* [Your objective]: Return the lines below that contain "description".

* [Source data]:
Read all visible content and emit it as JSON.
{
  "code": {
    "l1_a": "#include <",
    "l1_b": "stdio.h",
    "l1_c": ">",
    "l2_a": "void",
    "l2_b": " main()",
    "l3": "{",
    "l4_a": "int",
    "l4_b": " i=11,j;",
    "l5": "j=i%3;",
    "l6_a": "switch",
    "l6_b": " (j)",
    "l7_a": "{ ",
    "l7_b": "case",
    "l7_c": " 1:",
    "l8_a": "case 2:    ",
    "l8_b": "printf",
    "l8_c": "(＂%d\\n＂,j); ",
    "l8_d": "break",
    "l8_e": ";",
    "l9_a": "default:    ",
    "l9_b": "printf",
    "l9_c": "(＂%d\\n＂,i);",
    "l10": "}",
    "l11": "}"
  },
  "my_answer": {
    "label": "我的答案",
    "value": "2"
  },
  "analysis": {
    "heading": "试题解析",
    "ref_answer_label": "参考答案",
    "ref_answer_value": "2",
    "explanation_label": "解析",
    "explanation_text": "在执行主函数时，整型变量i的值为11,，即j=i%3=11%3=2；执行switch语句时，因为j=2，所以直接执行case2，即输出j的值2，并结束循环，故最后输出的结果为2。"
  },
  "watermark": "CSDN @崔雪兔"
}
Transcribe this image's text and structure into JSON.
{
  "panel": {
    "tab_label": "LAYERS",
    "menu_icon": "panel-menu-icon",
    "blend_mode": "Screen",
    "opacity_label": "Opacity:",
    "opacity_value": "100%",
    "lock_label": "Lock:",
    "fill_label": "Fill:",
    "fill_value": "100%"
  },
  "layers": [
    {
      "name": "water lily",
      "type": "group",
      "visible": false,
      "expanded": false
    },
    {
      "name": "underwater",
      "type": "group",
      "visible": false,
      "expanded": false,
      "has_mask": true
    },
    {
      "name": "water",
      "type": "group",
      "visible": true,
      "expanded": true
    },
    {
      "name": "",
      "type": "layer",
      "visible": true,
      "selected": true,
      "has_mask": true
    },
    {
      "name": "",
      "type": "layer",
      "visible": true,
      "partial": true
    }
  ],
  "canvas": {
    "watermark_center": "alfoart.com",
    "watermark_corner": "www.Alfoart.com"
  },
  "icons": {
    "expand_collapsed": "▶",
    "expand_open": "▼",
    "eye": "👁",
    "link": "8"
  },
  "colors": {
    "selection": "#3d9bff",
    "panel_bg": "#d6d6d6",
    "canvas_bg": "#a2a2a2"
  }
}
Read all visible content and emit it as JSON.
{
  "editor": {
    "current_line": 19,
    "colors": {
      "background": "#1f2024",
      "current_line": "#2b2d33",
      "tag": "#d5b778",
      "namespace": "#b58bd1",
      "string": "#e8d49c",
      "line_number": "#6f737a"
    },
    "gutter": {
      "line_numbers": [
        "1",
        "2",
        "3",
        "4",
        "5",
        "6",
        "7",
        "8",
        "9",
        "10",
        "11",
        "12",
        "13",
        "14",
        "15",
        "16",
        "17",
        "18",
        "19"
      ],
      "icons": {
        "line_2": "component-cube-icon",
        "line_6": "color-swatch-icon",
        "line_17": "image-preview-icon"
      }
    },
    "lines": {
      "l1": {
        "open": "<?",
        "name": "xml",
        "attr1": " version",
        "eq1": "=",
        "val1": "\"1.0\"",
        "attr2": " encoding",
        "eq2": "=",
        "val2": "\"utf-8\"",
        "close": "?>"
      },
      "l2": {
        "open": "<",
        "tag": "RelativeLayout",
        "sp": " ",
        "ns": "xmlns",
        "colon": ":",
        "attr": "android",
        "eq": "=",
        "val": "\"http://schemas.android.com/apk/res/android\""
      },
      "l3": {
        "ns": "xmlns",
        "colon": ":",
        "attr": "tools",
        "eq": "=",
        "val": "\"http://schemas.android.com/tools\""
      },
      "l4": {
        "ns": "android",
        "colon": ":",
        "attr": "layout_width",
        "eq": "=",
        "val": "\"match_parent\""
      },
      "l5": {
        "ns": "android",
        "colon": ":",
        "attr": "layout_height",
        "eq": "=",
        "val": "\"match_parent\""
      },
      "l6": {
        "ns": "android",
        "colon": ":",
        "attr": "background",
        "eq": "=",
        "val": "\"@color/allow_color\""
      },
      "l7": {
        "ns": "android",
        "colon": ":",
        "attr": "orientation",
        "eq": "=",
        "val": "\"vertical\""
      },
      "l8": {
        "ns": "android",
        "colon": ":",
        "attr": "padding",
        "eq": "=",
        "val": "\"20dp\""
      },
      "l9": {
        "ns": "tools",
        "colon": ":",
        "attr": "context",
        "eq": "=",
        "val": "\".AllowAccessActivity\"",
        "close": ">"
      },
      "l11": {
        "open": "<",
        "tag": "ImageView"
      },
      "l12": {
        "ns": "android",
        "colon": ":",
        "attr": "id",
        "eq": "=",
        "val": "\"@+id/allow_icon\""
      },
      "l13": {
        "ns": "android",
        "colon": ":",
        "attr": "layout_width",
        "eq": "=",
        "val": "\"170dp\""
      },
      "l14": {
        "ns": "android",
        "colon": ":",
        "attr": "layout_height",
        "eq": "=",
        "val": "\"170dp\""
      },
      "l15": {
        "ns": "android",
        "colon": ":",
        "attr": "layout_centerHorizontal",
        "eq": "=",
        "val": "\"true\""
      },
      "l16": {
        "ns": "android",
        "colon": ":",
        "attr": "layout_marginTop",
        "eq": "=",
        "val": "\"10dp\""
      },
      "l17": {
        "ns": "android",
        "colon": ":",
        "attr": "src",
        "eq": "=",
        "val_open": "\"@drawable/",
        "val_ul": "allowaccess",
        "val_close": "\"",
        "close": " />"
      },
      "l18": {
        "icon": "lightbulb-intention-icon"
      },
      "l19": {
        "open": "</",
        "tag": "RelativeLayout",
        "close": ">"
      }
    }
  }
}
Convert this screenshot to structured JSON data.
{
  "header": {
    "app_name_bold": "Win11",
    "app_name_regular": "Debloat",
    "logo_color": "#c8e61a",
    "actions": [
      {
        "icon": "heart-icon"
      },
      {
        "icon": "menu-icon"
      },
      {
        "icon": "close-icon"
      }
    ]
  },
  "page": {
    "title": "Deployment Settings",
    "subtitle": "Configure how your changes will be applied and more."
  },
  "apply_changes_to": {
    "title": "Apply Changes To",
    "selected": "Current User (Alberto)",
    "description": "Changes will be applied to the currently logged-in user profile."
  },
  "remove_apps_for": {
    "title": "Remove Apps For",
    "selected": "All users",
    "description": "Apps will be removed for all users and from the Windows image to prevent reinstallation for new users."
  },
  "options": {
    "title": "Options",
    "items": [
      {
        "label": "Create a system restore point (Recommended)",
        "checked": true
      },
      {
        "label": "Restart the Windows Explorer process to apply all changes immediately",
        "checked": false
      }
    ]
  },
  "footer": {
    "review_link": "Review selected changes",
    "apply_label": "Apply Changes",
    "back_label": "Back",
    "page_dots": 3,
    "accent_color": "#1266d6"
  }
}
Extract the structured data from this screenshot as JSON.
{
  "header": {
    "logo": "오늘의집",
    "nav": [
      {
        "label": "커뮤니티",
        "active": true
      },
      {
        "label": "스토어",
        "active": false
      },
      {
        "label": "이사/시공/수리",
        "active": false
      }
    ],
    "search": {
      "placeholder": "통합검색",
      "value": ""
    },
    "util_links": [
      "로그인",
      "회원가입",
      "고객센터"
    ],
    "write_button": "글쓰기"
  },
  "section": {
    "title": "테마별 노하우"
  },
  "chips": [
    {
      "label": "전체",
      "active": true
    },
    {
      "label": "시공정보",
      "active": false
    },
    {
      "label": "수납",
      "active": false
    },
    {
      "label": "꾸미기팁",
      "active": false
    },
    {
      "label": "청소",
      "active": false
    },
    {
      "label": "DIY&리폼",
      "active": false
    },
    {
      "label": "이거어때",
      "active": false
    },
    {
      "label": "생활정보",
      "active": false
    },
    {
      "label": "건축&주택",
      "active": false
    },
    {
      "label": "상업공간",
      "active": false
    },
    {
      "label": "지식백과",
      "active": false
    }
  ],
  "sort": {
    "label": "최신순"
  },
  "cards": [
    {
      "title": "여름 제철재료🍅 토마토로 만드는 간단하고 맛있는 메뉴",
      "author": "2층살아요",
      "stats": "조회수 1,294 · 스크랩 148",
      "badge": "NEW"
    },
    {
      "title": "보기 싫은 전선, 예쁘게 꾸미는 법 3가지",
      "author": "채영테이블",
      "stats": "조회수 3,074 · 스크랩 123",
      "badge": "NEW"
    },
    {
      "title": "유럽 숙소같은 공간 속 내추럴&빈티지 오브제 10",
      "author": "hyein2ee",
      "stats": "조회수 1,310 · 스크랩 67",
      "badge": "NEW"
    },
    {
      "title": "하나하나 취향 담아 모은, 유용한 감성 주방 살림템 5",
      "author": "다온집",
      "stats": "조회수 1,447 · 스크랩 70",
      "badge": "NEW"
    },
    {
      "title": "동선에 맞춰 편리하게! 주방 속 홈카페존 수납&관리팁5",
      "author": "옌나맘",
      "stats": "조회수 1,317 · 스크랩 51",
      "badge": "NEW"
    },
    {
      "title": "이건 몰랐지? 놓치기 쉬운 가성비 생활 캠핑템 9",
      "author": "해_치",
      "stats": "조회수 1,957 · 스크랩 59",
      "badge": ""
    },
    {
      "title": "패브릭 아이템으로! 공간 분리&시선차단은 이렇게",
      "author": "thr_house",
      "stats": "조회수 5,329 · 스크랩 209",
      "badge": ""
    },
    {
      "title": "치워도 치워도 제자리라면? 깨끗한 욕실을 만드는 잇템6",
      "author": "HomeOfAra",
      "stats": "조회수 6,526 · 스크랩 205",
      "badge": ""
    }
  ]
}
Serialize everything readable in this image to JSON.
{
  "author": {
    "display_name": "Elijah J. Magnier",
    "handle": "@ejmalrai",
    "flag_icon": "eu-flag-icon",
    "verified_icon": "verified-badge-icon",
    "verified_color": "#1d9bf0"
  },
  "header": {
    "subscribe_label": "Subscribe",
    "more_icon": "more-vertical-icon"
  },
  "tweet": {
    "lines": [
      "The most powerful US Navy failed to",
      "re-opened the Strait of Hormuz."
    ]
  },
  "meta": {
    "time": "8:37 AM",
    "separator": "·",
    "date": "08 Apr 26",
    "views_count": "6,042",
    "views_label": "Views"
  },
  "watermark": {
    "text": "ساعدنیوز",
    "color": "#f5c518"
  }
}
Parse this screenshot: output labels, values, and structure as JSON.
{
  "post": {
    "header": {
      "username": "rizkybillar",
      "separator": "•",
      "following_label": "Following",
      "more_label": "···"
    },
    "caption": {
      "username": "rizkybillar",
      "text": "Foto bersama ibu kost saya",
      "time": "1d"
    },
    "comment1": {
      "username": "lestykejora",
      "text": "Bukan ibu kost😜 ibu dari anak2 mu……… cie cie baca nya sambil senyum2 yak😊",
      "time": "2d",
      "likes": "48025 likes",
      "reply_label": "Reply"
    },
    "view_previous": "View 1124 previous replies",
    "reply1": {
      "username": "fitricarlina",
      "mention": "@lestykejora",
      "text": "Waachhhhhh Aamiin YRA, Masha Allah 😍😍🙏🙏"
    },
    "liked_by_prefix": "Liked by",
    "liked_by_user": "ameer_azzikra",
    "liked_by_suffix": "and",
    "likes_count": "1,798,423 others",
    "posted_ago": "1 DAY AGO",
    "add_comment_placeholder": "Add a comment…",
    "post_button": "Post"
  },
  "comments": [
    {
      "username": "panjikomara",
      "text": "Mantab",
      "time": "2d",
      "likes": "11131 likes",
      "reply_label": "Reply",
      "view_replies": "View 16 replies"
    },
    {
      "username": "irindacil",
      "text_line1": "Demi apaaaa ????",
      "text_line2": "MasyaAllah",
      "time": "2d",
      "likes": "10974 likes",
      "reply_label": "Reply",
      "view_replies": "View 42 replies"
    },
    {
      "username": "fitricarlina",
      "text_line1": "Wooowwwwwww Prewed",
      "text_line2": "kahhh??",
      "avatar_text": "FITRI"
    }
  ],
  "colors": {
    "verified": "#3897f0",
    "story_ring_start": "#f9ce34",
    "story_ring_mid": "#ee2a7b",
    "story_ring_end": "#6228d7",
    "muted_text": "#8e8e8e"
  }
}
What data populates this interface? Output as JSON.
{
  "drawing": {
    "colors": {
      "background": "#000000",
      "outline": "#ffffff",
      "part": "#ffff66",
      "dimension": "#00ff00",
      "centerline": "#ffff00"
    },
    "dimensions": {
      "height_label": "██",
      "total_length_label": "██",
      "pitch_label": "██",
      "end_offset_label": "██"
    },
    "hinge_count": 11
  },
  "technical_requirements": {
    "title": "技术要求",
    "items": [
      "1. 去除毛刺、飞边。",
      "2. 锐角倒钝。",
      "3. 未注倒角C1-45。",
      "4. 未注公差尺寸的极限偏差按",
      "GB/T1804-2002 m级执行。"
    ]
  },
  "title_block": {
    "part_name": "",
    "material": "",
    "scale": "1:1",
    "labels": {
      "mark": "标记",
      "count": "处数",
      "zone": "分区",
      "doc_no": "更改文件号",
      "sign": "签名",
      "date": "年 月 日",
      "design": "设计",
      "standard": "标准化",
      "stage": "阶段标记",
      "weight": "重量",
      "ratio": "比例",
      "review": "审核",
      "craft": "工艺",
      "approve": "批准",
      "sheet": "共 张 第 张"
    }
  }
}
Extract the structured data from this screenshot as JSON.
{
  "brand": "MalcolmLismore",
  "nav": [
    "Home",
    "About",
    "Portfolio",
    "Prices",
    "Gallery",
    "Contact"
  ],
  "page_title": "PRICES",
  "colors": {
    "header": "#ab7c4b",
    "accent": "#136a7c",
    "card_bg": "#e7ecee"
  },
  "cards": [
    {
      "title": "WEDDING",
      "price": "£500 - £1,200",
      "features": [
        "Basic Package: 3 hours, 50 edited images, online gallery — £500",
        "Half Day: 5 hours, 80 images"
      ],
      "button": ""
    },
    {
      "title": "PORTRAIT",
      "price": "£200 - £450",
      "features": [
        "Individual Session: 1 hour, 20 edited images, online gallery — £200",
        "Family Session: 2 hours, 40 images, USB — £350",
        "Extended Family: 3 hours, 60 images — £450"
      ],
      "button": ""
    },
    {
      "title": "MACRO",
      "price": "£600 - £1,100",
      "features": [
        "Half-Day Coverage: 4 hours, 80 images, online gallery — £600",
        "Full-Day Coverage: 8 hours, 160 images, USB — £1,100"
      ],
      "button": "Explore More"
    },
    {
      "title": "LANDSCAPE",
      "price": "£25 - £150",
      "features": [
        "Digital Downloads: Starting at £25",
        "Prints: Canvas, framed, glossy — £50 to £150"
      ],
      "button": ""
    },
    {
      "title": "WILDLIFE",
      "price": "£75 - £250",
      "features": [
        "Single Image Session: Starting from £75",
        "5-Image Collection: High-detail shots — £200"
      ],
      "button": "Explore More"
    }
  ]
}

* [Problem solution]:
    "description": "Changes will be applied to the currently logged-in user profile."
    "description": "Apps will be removed for all users and from the Windows image to prevent reinstallation for new users."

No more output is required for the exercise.